■ **RECORDS SHOWN**
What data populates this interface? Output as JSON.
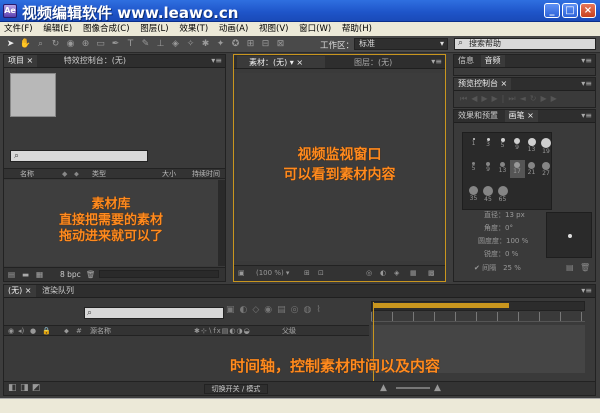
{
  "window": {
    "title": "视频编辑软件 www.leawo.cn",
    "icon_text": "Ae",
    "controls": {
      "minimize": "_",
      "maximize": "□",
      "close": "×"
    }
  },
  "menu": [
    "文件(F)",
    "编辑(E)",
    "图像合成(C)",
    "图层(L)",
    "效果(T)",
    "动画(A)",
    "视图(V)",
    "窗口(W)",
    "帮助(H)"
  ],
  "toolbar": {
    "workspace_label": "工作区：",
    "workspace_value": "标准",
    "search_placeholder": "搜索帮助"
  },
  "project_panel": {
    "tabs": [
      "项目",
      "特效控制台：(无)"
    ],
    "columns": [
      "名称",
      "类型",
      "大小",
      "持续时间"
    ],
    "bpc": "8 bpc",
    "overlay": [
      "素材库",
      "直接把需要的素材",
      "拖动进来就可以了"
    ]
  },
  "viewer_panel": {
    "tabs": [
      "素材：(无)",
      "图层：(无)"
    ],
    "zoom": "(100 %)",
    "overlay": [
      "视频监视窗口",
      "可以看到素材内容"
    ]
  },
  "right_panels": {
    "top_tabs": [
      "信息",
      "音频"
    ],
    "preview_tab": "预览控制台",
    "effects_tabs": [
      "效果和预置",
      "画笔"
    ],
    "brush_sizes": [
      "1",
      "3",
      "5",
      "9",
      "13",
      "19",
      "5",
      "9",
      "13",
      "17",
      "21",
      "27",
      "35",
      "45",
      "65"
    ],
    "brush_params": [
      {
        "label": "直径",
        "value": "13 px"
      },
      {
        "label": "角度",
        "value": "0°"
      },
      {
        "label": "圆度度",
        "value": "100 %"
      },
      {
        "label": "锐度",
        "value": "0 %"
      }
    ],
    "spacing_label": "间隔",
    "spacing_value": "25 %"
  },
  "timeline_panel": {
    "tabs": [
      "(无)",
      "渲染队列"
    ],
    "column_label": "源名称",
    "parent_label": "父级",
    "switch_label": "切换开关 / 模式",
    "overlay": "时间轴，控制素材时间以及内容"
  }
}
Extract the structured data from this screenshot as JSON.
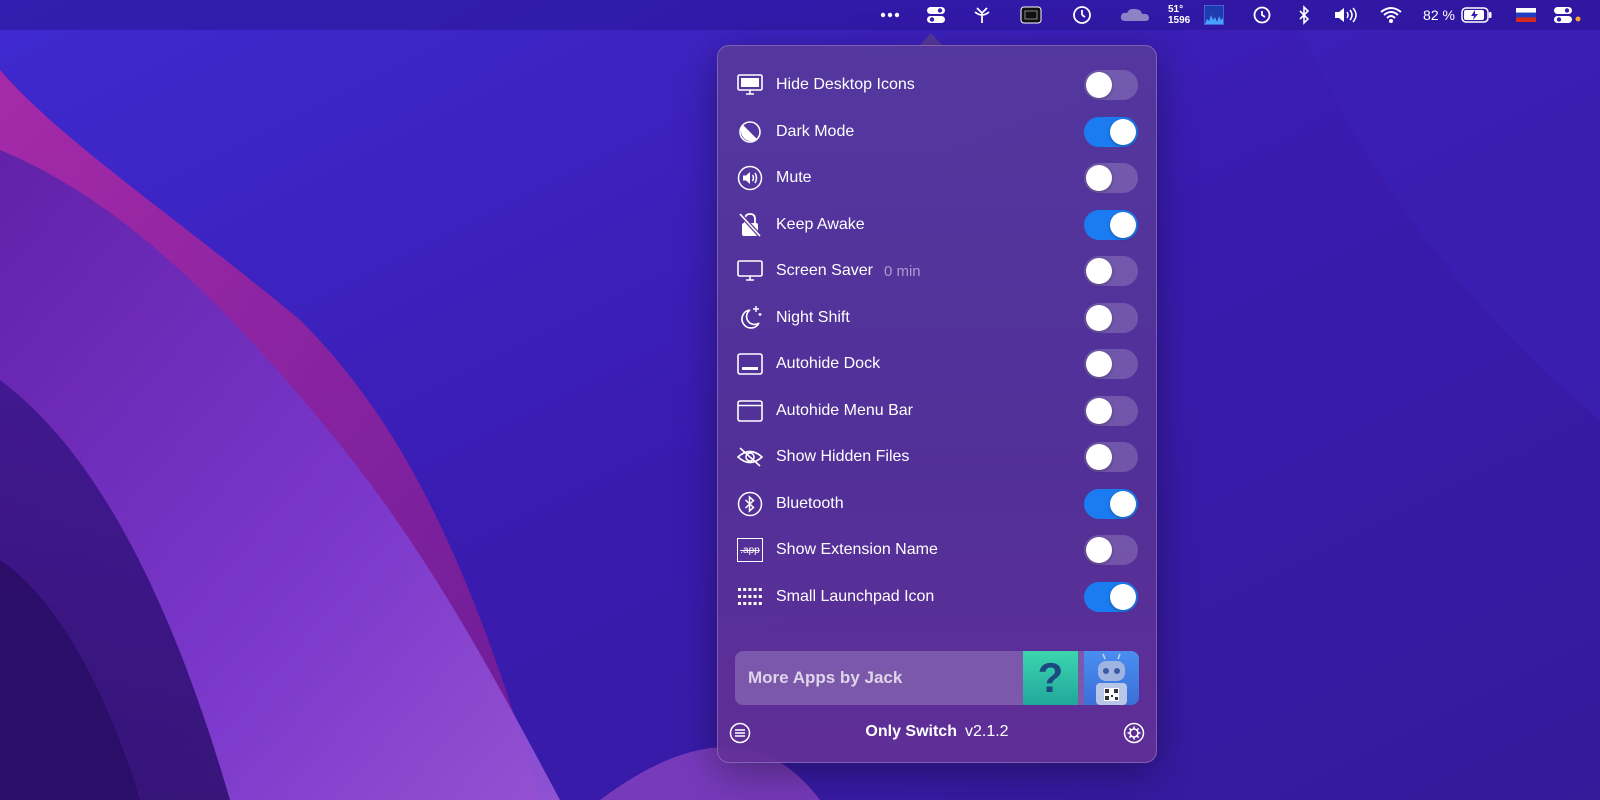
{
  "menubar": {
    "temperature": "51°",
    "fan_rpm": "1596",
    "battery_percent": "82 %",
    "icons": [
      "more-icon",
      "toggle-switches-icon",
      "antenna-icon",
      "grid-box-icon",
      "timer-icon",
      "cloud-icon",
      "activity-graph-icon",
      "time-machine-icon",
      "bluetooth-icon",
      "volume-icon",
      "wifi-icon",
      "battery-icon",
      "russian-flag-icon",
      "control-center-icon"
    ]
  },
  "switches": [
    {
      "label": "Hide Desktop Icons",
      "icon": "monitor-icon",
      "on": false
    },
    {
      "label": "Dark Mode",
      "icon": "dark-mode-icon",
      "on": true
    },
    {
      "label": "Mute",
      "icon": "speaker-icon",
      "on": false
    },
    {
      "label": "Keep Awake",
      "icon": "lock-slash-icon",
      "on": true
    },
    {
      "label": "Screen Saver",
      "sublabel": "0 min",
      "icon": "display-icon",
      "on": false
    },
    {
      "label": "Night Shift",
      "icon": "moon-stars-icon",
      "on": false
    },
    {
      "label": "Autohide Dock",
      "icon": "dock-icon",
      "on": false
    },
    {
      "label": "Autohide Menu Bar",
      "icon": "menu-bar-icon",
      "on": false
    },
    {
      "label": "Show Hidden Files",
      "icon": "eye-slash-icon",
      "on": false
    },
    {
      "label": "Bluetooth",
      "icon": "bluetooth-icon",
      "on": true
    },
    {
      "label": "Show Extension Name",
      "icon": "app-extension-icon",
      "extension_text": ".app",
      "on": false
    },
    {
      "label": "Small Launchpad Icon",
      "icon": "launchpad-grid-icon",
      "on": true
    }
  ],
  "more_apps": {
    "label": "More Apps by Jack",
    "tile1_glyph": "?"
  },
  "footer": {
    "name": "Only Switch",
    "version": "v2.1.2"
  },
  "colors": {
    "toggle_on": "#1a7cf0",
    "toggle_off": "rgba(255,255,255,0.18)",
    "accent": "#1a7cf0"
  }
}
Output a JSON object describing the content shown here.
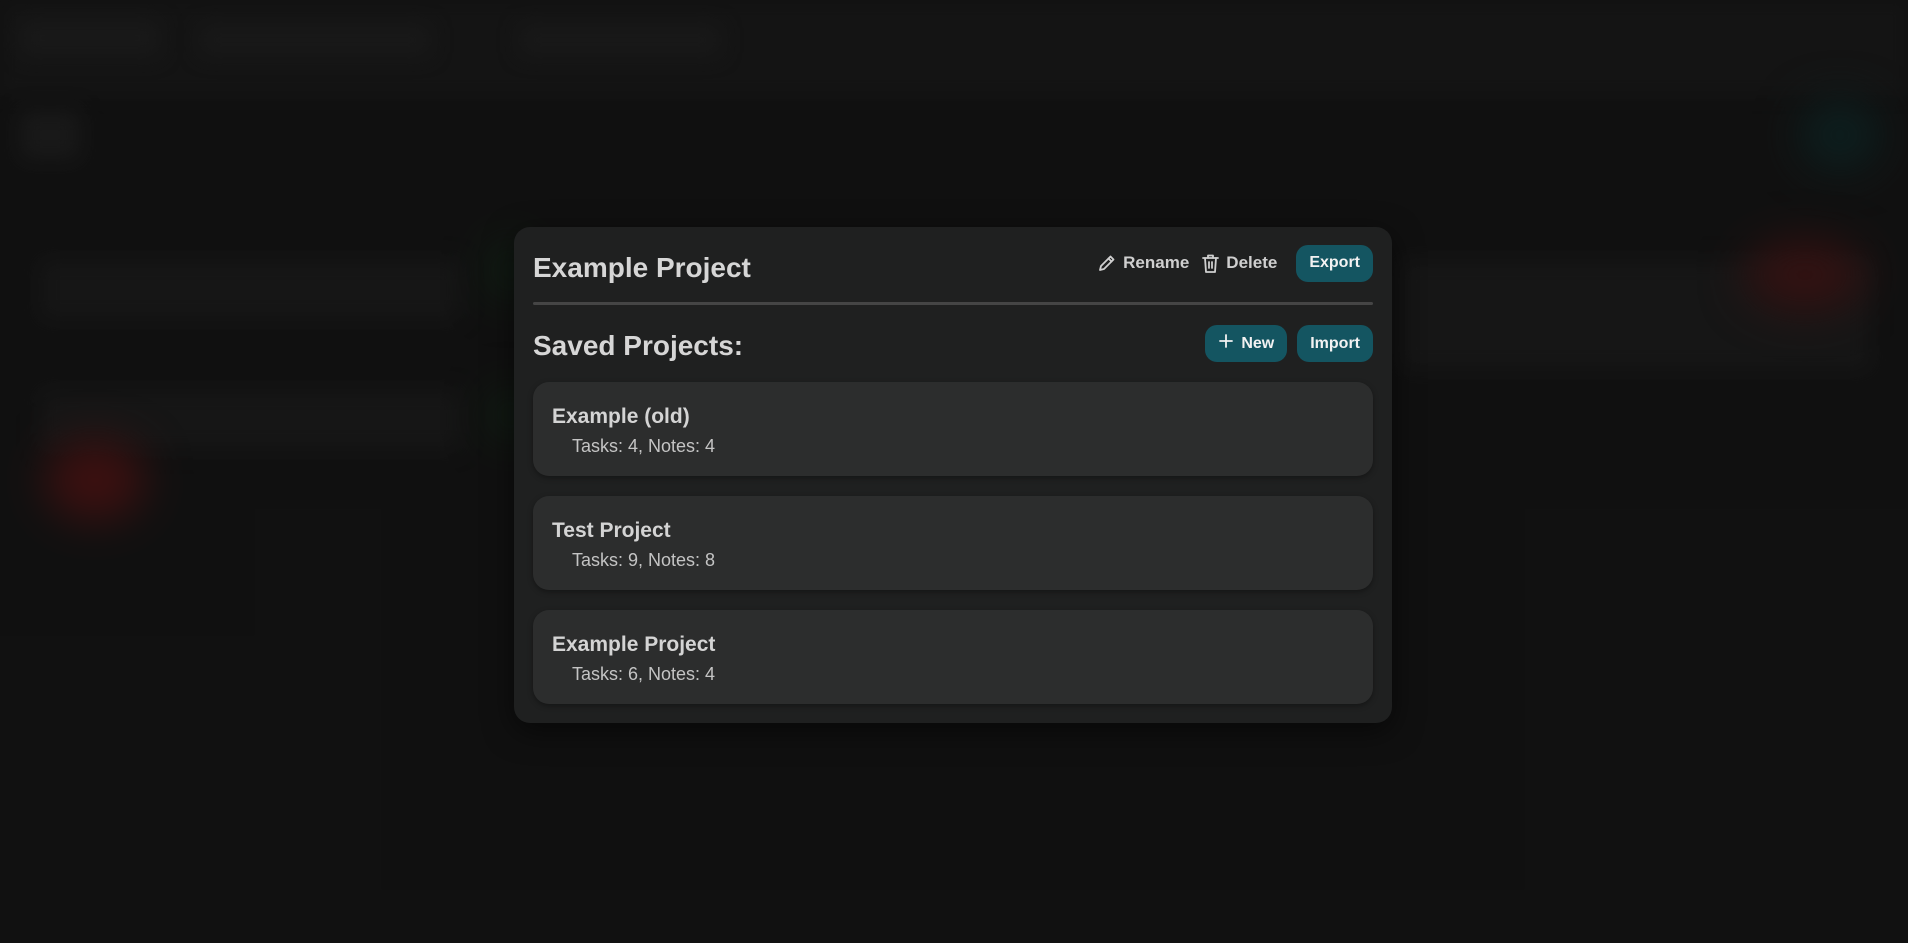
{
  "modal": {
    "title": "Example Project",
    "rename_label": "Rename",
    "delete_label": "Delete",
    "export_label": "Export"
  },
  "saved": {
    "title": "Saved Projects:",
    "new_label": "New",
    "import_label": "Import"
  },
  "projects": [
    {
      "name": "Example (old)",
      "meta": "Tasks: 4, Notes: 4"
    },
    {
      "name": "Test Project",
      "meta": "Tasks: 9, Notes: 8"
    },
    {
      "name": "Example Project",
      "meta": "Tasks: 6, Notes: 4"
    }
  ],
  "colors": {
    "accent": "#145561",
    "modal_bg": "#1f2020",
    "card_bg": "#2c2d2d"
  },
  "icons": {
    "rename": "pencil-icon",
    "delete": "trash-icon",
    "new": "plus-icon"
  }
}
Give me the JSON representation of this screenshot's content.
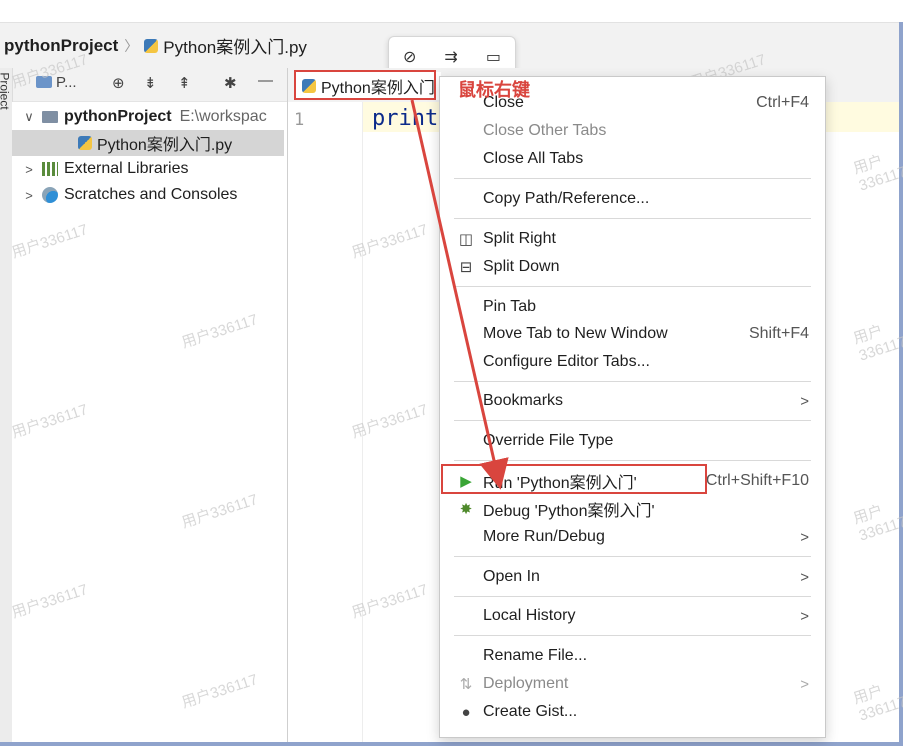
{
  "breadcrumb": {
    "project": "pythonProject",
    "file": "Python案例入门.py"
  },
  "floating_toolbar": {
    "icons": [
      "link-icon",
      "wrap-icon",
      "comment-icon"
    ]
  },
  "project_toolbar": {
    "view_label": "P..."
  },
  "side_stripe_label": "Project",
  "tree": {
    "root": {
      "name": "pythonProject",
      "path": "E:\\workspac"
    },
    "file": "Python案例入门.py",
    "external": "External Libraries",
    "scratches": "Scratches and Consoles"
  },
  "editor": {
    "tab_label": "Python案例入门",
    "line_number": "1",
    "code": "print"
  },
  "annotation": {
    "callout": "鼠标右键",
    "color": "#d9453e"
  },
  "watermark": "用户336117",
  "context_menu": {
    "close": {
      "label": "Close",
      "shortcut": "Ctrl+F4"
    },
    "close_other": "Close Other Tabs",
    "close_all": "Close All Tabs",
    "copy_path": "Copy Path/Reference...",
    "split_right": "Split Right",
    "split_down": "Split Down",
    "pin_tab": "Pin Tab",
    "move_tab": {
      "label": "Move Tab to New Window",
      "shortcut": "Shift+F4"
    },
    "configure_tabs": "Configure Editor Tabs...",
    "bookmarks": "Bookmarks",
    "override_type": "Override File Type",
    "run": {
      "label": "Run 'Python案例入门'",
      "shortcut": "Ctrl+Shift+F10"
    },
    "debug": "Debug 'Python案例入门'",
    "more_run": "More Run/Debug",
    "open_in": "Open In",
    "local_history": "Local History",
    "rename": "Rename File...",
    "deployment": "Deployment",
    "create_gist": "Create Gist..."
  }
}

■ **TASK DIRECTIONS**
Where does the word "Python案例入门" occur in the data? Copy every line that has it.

■ **ANSWER TO THE PROBLEM**
    "file": "Python案例入门.py"
    "file": "Python案例入门.py",
    "tab_label": "Python案例入门",
      "label": "Run 'Python案例入门'",
    "debug": "Debug 'Python案例入门'",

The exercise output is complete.